Robin Anthony Toogood II was an admired educator, the kind of principal who inspires loyalty among other teachers for his compassion and positive attitude. To his students, he was a role model who commanded respect, a leader who handled discipline infractions with a gentle hand.

But according to local schools officials, Toogood harbored a secret throughout his 15-year career in Maryland, D.C. and Virginia schools: Although he claimed to be highly educated — saying he had a doctorate — in reality he was a college dropout.

Former colleagues said they were surprised that Toogood appears to have repeatedly landed teaching and administrative jobs while providing fake or embellished credentials, as Virginia education officials have alleged. Those who worked with him said Toogood was known for his gregarious charm, warm smile and innate leadership qualities.

“He would have been the last person you would have ever expected to lie,” said Katie Holland, a former substitute teacher at St. Michael the Archangel, a Catholic elementary school in Silver Spring where Toogood worked as an assistant principal during the 2007-2008 school year.

Toogood resigned as principal of Manassas City’s Jennie Dean Elementary in late June, after Prince William County officials discovered during a routine background check after Toogood applied for a job there that his résumé contained numerous exaggerations. His state teaching license was revoked, one of 10 cases in which the Virginia Board of Education has revoked, canceled or denied a licensure since 2000 for misrepresentation of credentials, according to state education officials.

For years, Toogood — who attended the University of Maryland Baltimore County but never graduated — eluded background checks while teaching in public, private and charter schools. He had worked in Manassas since 2009.

Officials in Arlington County said Wednesday that they alerted Manassas City schools administrators more than two years ago about concerns regarding Toogood’s educational background after he applied for, and was given, a job there. In May 2012, the Arlington School Board approved Toogood’s appointment to become the next principal of Drew Model School, an elementary Montessori.

Arlington officials said an outside firm that was contracted to do background checks helped with screening Toogood’s record.

Linda Erdos, spokeswoman for Arlington Public Schools, said questions about Toogood’s credentials for his master’s degree and Montessori training were raised by “members of the Montessori community” after a news release announced his hire, including his claims of having degrees from the University of Maryland, Trinity University, Nyack College and Georgetown University. On Wednesday, two parents of students at Drew at the time said that a group of parents did basic Internet searches that brought up discrepancies in his record.

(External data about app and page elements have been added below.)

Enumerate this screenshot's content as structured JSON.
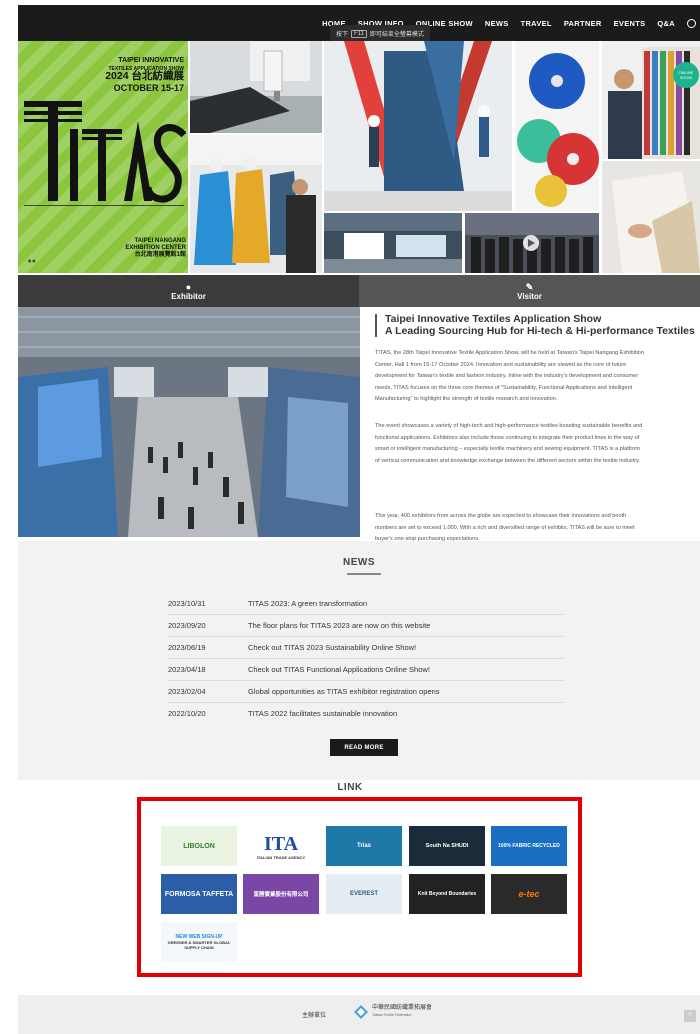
{
  "nav": {
    "items": [
      "HOME",
      "SHOW INFO",
      "ONLINE SHOW",
      "NEWS",
      "TRAVEL",
      "PARTNER",
      "EVENTS",
      "Q&A"
    ],
    "globe_icon": "globe-icon",
    "f11_tip": {
      "pre": "按下",
      "key": "F11",
      "post": "即可結束全螢幕模式"
    }
  },
  "poster": {
    "line1": "TAIPEI INNOVATIVE",
    "line2": "TEXTILES APPLICATION SHOW",
    "line3": "2024 台北紡織展",
    "line4": "OCTOBER 15-17",
    "logo": "TITAS",
    "venue1": "TAIPEI NANGANG",
    "venue2": "EXHIBITION CENTER",
    "venue3": "台北南港展覽館1館",
    "online_badge": "ONLINE SHOW"
  },
  "tabs": [
    {
      "label": "Exhibitor",
      "icon": "user-icon"
    },
    {
      "label": "Visitor",
      "icon": "pencil-icon"
    }
  ],
  "about": {
    "title1": "Taipei Innovative Textiles Application Show",
    "title2": "A Leading Sourcing Hub for Hi-tech & Hi-performance Textiles",
    "p1": [
      "TITAS, the 28th Taipei Innovative Textile Application Show, will be held at Taiwan's Taipei Nangang Exhibition",
      "Center, Hall 1 from 15-17 October 2024. Innovation and sustainability are viewed as the core of future",
      "development for Taiwan's textile and fashion industry. Inline with the industry's development and consumer",
      "needs, TITAS focuses on the three core themes of \"Sustainability, Functional Applications and Intelligent",
      "Manufacturing\" to highlight the strength of textile research and innovation."
    ],
    "p2": [
      "The event showcases a variety of high-tech and high-performance textiles boasting sustainable benefits and",
      "functional applications. Exhibitors also include those continuing to integrate their product lines in the way of",
      "smart or intelligent manufacturing – especially textile machinery and sewing equipment. TITAS is a platform",
      "of vertical communication and knowledge exchange between the different sectors within the textile industry."
    ],
    "p3": [
      "This year, 400 exhibitors from across the globe are expected to showcase their innovations and booth",
      "numbers are set to exceed 1,000. With a rich and diversified range of exhibits, TITAS will be sure to meet",
      "buyer's one-stop purchasing expectations."
    ]
  },
  "news": {
    "heading": "NEWS",
    "items": [
      {
        "date": "2023/10/31",
        "title": "TITAS 2023: A green transformation"
      },
      {
        "date": "2023/09/20",
        "title": "The floor plans for TITAS 2023 are now on this website"
      },
      {
        "date": "2023/06/19",
        "title": "Check out TITAS 2023 Sustainability Online Show!"
      },
      {
        "date": "2023/04/18",
        "title": "Check out TITAS Functional Applications Online Show!"
      },
      {
        "date": "2023/02/04",
        "title": "Global opportunities as TITAS exhibitor registration opens"
      },
      {
        "date": "2022/10/20",
        "title": "TITAS 2022 facilitates sustainable innovation"
      }
    ],
    "read_more": "READ MORE"
  },
  "links": {
    "heading": "LINK",
    "logos": [
      {
        "text": "LIBOLON",
        "bg": "#e9f3e2",
        "fg": "#2e7d32"
      },
      {
        "text": "ITA",
        "sub": "ITALIAN TRADE AGENCY",
        "bg": "#ffffff",
        "fg": "#1f4e9c"
      },
      {
        "text": "Trias",
        "bg": "#1e78a8",
        "fg": "#ffffff"
      },
      {
        "text": "South Na SHUDI",
        "bg": "#1b2b3a",
        "fg": "#ffffff"
      },
      {
        "text": "100% FABRIC RECYCLED",
        "bg": "#1a6fc2",
        "fg": "#ffffff"
      },
      {
        "text": "FORMOSA TAFFETA",
        "bg": "#2c5ea8",
        "fg": "#ffffff"
      },
      {
        "text": "富勝實業股份有限公司",
        "bg": "#7a47a6",
        "fg": "#ffffff"
      },
      {
        "text": "EVEREST",
        "bg": "#e4edf3",
        "fg": "#305a80"
      },
      {
        "text": "Knit Beyond Boundaries",
        "bg": "#222222",
        "fg": "#ffffff"
      },
      {
        "text": "e-tec",
        "bg": "#2a2a2a",
        "fg": "#ff7a00"
      },
      {
        "text": "NEW WEB SIGN-UP",
        "sub": "GREENER & SMARTER GLOBAL SUPPLY CHAIN",
        "bg": "#f5f8fb",
        "fg": "#1e88e5"
      }
    ]
  },
  "footer": {
    "host_label": "主辦單位",
    "federation_cn": "中華民國紡織業拓展會",
    "federation_en": "Taiwan Textile Federation",
    "to_top": "^"
  }
}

“As we started to look into those issues, Dr. Toogood rescinded his acceptance and so APS pursued and hired another candidate,” Erdos said. Erdos said that since then, Arlington has done its own background and credentials checks for all hiring.

In May 2012, Arlington’s assistant superintendent for human resources, Betty Hobbs, contacted Kenneth LaLonde, then the Manassas human resources director, and “shared the questions that were raised.”

Toogood continued at the Manassas school for two more years.

Manassas Superintendent Catherine Magouyrk, who joined the school system in July 2012, said Wednesday that she was unaware of Arlington’s warnings.

“Nobody shared any of that information with me,” she said.

LaLonde retired July 31, and he did not respond to a request for comment. Manassas administrators could not confirm Arlington’s account.

Magouyrk said that her staff has recently beefed up its background check procedures beyond state requirements. Magouyrk also said that she is proud of the school system’s staff.

“We have good teachers and good administrators, and while we had one person that falsified his credentials, it does not erase the work that happens every single day with our children in our schools,” Magouyrk said. “While this incident is sad, it angers me at the same time because our community needs to trust us. It’s one person, and we have over 1,000 good employees.”

Toogood worked in D.C. public schools from 2000 to 2005 and then moved to D.C. charters. Patricia Brantley, chief operating officer for Friendship charter, where Toogood worked for a year, said the school verifies the educational credentials required for a job. Toogood was hired for a non­-academic dean position that involved student support and did not require a bachelor’s degree, she said.

At St. Michael, Toogood was regarded as a strong leader.

“He was beloved because he was totally child-centered,” said Diana Hellinger, who taught English there. In working with the faculty, he was “open-minded, fair and a problem-solver.”

Holland, the former substitute teacher at St. Michael, said she believes that even without a college degree, Toogood was still a valuable educator. She said he was the kind of teacher who leads students by example and made a positive impression. She said that work is more important than what is represented by a diploma.

“It proves that not all teachers really need degrees,” she said.